• _What you have to do_:
Spot each line in the data below containing "value" and copy it.

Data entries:
>>>

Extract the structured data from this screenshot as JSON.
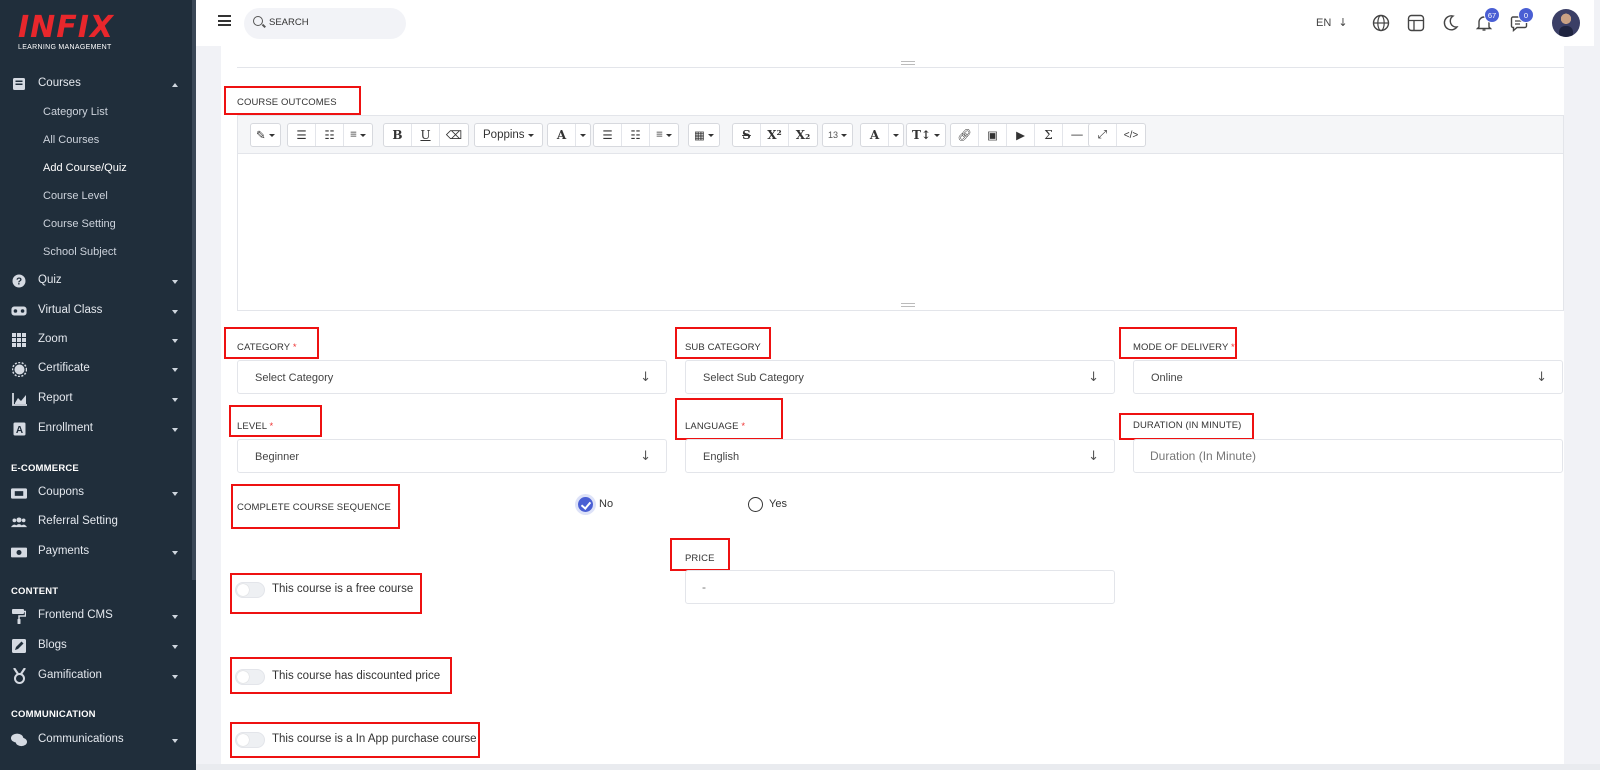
{
  "brand": {
    "logo": "INFIX",
    "tagline": "LEARNING MANAGEMENT",
    "logo_color": "#e8272c"
  },
  "sidebar": {
    "courses": {
      "label": "Courses",
      "subitems": [
        "Category List",
        "All Courses",
        "Add Course/Quiz",
        "Course Level",
        "Course Setting",
        "School Subject"
      ],
      "active": "Add Course/Quiz"
    },
    "items": [
      {
        "label": "Quiz",
        "icon": "question-circle-icon"
      },
      {
        "label": "Virtual Class",
        "icon": "vr-headset-icon"
      },
      {
        "label": "Zoom",
        "icon": "grid-icon"
      },
      {
        "label": "Certificate",
        "icon": "certificate-icon"
      },
      {
        "label": "Report",
        "icon": "chart-icon"
      },
      {
        "label": "Enrollment",
        "icon": "enrollment-icon"
      }
    ],
    "ecommerce": {
      "heading": "E-COMMERCE",
      "items": [
        {
          "label": "Coupons",
          "icon": "ticket-icon"
        },
        {
          "label": "Referral Setting",
          "icon": "users-icon"
        },
        {
          "label": "Payments",
          "icon": "money-icon"
        }
      ]
    },
    "content": {
      "heading": "CONTENT",
      "items": [
        {
          "label": "Frontend CMS",
          "icon": "paint-roller-icon"
        },
        {
          "label": "Blogs",
          "icon": "edit-icon"
        },
        {
          "label": "Gamification",
          "icon": "medal-icon"
        }
      ]
    },
    "communication": {
      "heading": "COMMUNICATION",
      "items": [
        {
          "label": "Communications",
          "icon": "comments-icon"
        }
      ]
    }
  },
  "header": {
    "search_placeholder": "SEARCH",
    "language": "EN",
    "notification_count": "67",
    "message_count": "0",
    "accent": "#4a5fd4"
  },
  "form": {
    "course_outcomes_label": "COURSE OUTCOMES",
    "editor": {
      "font_name": "Poppins",
      "font_size": "13"
    },
    "category": {
      "label": "CATEGORY",
      "value": "Select Category"
    },
    "sub_category": {
      "label": "SUB CATEGORY",
      "value": "Select Sub Category"
    },
    "mode_of_delivery": {
      "label": "MODE OF DELIVERY",
      "value": "Online"
    },
    "level": {
      "label": "LEVEL",
      "value": "Beginner"
    },
    "language": {
      "label": "LANGUAGE",
      "value": "English"
    },
    "duration": {
      "label": "DURATION (IN MINUTE)",
      "placeholder": "Duration (In Minute)"
    },
    "sequence": {
      "label": "COMPLETE COURSE SEQUENCE",
      "options": [
        "No",
        "Yes"
      ],
      "selected": "No"
    },
    "price": {
      "label": "PRICE",
      "placeholder": "-"
    },
    "toggles": {
      "free": "This course is a free course",
      "discounted": "This course has discounted price",
      "in_app": "This course is a In App purchase course"
    },
    "required_mark": "*"
  }
}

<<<

• _Exercise output_:
      "value": "Select Category"
      "value": "Select Sub Category"
      "value": "Online"
      "value": "Beginner"
      "value": "English"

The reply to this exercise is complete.